→ **Work to complete**: Provide only the number of lines in the data below that contain the word "JSON".

===== Information provided =====

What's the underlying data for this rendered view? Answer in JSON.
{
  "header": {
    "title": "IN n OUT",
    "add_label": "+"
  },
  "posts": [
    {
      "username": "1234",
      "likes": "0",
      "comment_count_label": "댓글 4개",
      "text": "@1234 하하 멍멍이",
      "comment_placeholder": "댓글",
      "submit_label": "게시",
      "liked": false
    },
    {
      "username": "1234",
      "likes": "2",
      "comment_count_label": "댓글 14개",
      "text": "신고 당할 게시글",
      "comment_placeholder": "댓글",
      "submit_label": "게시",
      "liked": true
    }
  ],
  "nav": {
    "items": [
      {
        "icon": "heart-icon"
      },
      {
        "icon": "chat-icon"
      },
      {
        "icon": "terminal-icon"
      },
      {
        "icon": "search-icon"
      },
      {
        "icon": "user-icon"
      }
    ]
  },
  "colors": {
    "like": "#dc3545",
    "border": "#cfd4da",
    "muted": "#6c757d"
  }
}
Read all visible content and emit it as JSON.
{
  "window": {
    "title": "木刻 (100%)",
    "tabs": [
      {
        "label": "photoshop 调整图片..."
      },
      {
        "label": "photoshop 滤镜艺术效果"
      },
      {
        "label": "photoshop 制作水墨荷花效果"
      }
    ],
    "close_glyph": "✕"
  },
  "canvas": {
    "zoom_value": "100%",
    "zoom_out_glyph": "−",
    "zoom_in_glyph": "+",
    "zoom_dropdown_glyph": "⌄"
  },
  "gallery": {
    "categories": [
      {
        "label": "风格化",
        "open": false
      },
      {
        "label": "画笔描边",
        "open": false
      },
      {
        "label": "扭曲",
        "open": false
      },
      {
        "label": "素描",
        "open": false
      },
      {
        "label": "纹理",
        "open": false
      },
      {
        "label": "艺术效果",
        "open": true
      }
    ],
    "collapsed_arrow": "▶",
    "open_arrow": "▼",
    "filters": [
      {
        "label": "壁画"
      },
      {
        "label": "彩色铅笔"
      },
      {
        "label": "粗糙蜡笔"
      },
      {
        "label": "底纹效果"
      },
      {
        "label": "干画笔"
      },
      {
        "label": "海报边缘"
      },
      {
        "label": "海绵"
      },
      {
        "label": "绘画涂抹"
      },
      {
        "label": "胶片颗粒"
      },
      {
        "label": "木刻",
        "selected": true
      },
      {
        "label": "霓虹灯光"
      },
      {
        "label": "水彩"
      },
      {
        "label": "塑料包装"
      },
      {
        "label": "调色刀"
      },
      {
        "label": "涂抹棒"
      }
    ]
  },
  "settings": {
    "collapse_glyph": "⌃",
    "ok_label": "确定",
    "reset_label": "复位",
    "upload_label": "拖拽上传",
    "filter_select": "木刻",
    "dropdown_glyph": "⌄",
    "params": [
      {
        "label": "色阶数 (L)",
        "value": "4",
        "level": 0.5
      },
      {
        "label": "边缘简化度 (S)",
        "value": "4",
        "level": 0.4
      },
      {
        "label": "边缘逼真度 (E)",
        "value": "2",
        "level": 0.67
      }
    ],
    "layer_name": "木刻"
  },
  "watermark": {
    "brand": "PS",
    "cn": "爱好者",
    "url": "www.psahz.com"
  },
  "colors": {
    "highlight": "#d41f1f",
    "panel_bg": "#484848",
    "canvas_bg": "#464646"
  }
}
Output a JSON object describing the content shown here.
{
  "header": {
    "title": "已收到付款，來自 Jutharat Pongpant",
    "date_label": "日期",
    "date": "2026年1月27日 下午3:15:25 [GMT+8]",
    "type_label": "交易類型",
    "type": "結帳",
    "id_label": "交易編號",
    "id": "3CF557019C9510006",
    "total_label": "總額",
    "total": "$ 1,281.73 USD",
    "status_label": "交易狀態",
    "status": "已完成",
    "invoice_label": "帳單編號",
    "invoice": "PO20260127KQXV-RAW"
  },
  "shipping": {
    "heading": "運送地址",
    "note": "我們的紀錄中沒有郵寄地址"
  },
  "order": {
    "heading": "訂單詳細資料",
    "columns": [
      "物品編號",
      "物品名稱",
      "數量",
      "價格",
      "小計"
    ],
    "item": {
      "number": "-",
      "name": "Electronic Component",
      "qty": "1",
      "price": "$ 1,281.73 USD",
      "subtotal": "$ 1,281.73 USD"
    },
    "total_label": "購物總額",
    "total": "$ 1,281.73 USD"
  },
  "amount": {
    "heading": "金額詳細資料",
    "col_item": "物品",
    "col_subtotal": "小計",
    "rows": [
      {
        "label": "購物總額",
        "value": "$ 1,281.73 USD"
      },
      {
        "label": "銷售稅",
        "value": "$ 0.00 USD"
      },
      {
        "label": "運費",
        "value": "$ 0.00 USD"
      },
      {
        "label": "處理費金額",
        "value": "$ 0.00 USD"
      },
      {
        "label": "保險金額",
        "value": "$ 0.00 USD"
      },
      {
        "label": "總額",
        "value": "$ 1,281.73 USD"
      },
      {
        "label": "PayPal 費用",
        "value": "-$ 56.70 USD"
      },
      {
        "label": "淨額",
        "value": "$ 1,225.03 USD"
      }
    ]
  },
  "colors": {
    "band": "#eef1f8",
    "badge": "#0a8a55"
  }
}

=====

→ **Solution to this problem**: 3